* [What to work on] Return every record below exactly as written.

[[ Data listing open ]]

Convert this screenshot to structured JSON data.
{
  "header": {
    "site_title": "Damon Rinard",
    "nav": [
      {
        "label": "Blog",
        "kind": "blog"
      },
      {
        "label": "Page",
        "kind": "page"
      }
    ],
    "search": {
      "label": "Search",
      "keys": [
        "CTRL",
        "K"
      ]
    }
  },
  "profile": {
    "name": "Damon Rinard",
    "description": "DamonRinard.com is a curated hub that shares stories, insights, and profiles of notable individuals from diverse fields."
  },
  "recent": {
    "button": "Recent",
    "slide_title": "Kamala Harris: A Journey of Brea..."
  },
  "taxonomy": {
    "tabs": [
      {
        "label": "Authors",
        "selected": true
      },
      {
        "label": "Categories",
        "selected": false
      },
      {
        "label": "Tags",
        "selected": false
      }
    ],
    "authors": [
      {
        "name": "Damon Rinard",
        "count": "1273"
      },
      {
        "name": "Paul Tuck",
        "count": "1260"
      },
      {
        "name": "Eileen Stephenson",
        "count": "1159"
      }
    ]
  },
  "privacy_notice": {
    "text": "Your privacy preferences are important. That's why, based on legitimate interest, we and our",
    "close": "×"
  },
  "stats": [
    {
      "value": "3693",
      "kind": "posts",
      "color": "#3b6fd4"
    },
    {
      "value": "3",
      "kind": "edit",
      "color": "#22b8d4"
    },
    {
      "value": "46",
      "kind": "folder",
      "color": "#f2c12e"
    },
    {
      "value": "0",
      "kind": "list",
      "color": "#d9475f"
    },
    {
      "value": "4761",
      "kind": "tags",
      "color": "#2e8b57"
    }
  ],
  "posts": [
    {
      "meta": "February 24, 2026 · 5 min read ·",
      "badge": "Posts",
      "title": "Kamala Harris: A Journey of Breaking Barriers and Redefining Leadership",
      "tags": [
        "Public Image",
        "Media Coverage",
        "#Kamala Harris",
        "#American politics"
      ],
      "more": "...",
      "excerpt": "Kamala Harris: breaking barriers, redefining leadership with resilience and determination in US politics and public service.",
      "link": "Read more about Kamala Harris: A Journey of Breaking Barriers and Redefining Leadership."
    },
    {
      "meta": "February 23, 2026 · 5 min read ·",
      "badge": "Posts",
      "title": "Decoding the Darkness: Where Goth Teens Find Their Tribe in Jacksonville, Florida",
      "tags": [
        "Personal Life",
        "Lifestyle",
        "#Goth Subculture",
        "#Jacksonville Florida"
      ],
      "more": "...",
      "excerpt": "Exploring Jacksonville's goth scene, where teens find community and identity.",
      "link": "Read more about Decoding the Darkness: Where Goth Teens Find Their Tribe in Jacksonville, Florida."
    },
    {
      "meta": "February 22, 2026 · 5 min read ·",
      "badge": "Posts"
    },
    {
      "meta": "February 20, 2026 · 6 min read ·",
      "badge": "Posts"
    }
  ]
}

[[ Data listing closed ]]

* [Answer box]
Convert this screenshot to structured JSON data.
{
  "header": {
    "site_title": "Damon Rinard",
    "nav": [
      {
        "label": "Blog",
        "kind": "blog"
      },
      {
        "label": "Page",
        "kind": "page"
      }
    ],
    "search": {
      "label": "Search",
      "keys": [
        "CTRL",
        "K"
      ]
    }
  },
  "profile": {
    "name": "Damon Rinard",
    "description": "DamonRinard.com is a curated hub that shares stories, insights, and profiles of notable individuals from diverse fields."
  },
  "recent": {
    "button": "Recent",
    "slide_title": "Kamala Harris: A Journey of Brea..."
  },
  "taxonomy": {
    "tabs": [
      {
        "label": "Authors",
        "selected": true
      },
      {
        "label": "Categories",
        "selected": false
      },
      {
        "label": "Tags",
        "selected": false
      }
    ],
    "authors": [
      {
        "name": "Damon Rinard",
        "count": "1273"
      },
      {
        "name": "Paul Tuck",
        "count": "1260"
      },
      {
        "name": "Eileen Stephenson",
        "count": "1159"
      }
    ]
  },
  "privacy_notice": {
    "text": "Your privacy preferences are important. That's why, based on legitimate interest, we and our",
    "close": "×"
  },
  "stats": [
    {
      "value": "3693",
      "kind": "posts",
      "color": "#3b6fd4"
    },
    {
      "value": "3",
      "kind": "edit",
      "color": "#22b8d4"
    },
    {
      "value": "46",
      "kind": "folder",
      "color": "#f2c12e"
    },
    {
      "value": "0",
      "kind": "list",
      "color": "#d9475f"
    },
    {
      "value": "4761",
      "kind": "tags",
      "color": "#2e8b57"
    }
  ],
  "posts": [
    {
      "meta": "February 24, 2026 · 5 min read ·",
      "badge": "Posts",
      "title": "Kamala Harris: A Journey of Breaking Barriers and Redefining Leadership",
      "tags": [
        "Public Image",
        "Media Coverage",
        "#Kamala Harris",
        "#American politics"
      ],
      "more": "...",
      "excerpt": "Kamala Harris: breaking barriers, redefining leadership with resilience and determination in US politics and public service.",
      "link": "Read more about Kamala Harris: A Journey of Breaking Barriers and Redefining Leadership."
    },
    {
      "meta": "February 23, 2026 · 5 min read ·",
      "badge": "Posts",
      "title": "Decoding the Darkness: Where Goth Teens Find Their Tribe in Jacksonville, Florida",
      "tags": [
        "Personal Life",
        "Lifestyle",
        "#Goth Subculture",
        "#Jacksonville Florida"
      ],
      "more": "...",
      "excerpt": "Exploring Jacksonville's goth scene, where teens find community and identity.",
      "link": "Read more about Decoding the Darkness: Where Goth Teens Find Their Tribe in Jacksonville, Florida."
    },
    {
      "meta": "February 22, 2026 · 5 min read ·",
      "badge": "Posts"
    },
    {
      "meta": "February 20, 2026 · 6 min read ·",
      "badge": "Posts"
    }
  ]
}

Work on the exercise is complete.